Assignment
Extract the complete listing and output it unchanged.

Supplied data
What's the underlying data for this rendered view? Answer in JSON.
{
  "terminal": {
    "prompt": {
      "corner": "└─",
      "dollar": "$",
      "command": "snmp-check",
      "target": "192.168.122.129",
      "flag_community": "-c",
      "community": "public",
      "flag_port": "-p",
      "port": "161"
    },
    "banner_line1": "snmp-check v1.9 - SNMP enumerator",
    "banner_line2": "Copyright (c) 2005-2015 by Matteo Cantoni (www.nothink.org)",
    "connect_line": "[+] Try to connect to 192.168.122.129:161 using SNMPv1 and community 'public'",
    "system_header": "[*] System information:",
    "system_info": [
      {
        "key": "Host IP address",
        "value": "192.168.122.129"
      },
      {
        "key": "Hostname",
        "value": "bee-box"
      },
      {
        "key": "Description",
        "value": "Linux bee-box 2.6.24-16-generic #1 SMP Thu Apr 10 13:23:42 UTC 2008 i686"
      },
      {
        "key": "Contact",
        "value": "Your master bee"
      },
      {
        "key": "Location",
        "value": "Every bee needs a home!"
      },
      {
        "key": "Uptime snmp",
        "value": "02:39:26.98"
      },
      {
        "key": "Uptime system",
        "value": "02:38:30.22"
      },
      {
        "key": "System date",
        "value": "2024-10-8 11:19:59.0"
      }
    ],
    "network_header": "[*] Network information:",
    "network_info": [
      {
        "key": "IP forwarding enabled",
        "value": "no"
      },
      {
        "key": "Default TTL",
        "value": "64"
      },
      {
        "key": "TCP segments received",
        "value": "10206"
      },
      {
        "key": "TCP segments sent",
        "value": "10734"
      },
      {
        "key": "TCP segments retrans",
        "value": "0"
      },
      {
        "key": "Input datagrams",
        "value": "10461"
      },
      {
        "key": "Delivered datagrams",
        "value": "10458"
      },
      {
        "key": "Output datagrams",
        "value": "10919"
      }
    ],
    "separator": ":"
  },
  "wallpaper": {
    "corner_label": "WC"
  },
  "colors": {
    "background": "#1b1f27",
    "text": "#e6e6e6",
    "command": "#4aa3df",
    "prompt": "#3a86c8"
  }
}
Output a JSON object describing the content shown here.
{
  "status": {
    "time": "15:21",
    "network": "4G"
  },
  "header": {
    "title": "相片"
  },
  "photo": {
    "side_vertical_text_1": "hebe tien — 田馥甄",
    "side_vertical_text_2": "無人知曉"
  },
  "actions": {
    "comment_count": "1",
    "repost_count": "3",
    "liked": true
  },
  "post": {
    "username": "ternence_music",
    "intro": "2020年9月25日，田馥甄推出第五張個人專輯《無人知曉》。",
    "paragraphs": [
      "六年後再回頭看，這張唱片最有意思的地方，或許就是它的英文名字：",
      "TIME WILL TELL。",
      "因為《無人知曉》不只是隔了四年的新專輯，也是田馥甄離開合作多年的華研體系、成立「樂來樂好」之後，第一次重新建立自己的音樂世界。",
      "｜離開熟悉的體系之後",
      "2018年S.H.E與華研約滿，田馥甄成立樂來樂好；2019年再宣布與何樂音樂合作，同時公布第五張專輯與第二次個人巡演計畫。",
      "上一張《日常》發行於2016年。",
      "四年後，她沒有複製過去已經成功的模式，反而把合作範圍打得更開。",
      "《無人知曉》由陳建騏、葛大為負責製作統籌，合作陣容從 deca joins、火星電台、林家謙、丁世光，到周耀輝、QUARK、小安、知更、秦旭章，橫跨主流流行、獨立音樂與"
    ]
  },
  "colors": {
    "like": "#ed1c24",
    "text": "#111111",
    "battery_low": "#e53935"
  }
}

Expected output
What's the underlying data for this rendered view? Answer in JSON.
{
  "terminal": {
    "prompt": {
      "corner": "└─",
      "dollar": "$",
      "command": "snmp-check",
      "target": "192.168.122.129",
      "flag_community": "-c",
      "community": "public",
      "flag_port": "-p",
      "port": "161"
    },
    "banner_line1": "snmp-check v1.9 - SNMP enumerator",
    "banner_line2": "Copyright (c) 2005-2015 by Matteo Cantoni (www.nothink.org)",
    "connect_line": "[+] Try to connect to 192.168.122.129:161 using SNMPv1 and community 'public'",
    "system_header": "[*] System information:",
    "system_info": [
      {
        "key": "Host IP address",
        "value": "192.168.122.129"
      },
      {
        "key": "Hostname",
        "value": "bee-box"
      },
      {
        "key": "Description",
        "value": "Linux bee-box 2.6.24-16-generic #1 SMP Thu Apr 10 13:23:42 UTC 2008 i686"
      },
      {
        "key": "Contact",
        "value": "Your master bee"
      },
      {
        "key": "Location",
        "value": "Every bee needs a home!"
      },
      {
        "key": "Uptime snmp",
        "value": "02:39:26.98"
      },
      {
        "key": "Uptime system",
        "value": "02:38:30.22"
      },
      {
        "key": "System date",
        "value": "2024-10-8 11:19:59.0"
      }
    ],
    "network_header": "[*] Network information:",
    "network_info": [
      {
        "key": "IP forwarding enabled",
        "value": "no"
      },
      {
        "key": "Default TTL",
        "value": "64"
      },
      {
        "key": "TCP segments received",
        "value": "10206"
      },
      {
        "key": "TCP segments sent",
        "value": "10734"
      },
      {
        "key": "TCP segments retrans",
        "value": "0"
      },
      {
        "key": "Input datagrams",
        "value": "10461"
      },
      {
        "key": "Delivered datagrams",
        "value": "10458"
      },
      {
        "key": "Output datagrams",
        "value": "10919"
      }
    ],
    "separator": ":"
  },
  "wallpaper": {
    "corner_label": "WC"
  },
  "colors": {
    "background": "#1b1f27",
    "text": "#e6e6e6",
    "command": "#4aa3df",
    "prompt": "#3a86c8"
  }
}
Output a JSON object describing the content shown here.
{
  "status": {
    "time": "15:21",
    "network": "4G"
  },
  "header": {
    "title": "相片"
  },
  "photo": {
    "side_vertical_text_1": "hebe tien — 田馥甄",
    "side_vertical_text_2": "無人知曉"
  },
  "actions": {
    "comment_count": "1",
    "repost_count": "3",
    "liked": true
  },
  "post": {
    "username": "ternence_music",
    "intro": "2020年9月25日，田馥甄推出第五張個人專輯《無人知曉》。",
    "paragraphs": [
      "六年後再回頭看，這張唱片最有意思的地方，或許就是它的英文名字：",
      "TIME WILL TELL。",
      "因為《無人知曉》不只是隔了四年的新專輯，也是田馥甄離開合作多年的華研體系、成立「樂來樂好」之後，第一次重新建立自己的音樂世界。",
      "｜離開熟悉的體系之後",
      "2018年S.H.E與華研約滿，田馥甄成立樂來樂好；2019年再宣布與何樂音樂合作，同時公布第五張專輯與第二次個人巡演計畫。",
      "上一張《日常》發行於2016年。",
      "四年後，她沒有複製過去已經成功的模式，反而把合作範圍打得更開。",
      "《無人知曉》由陳建騏、葛大為負責製作統籌，合作陣容從 deca joins、火星電台、林家謙、丁世光，到周耀輝、QUARK、小安、知更、秦旭章，橫跨主流流行、獨立音樂與"
    ]
  },
  "colors": {
    "like": "#ed1c24",
    "text": "#111111",
    "battery_low": "#e53935"
  }
}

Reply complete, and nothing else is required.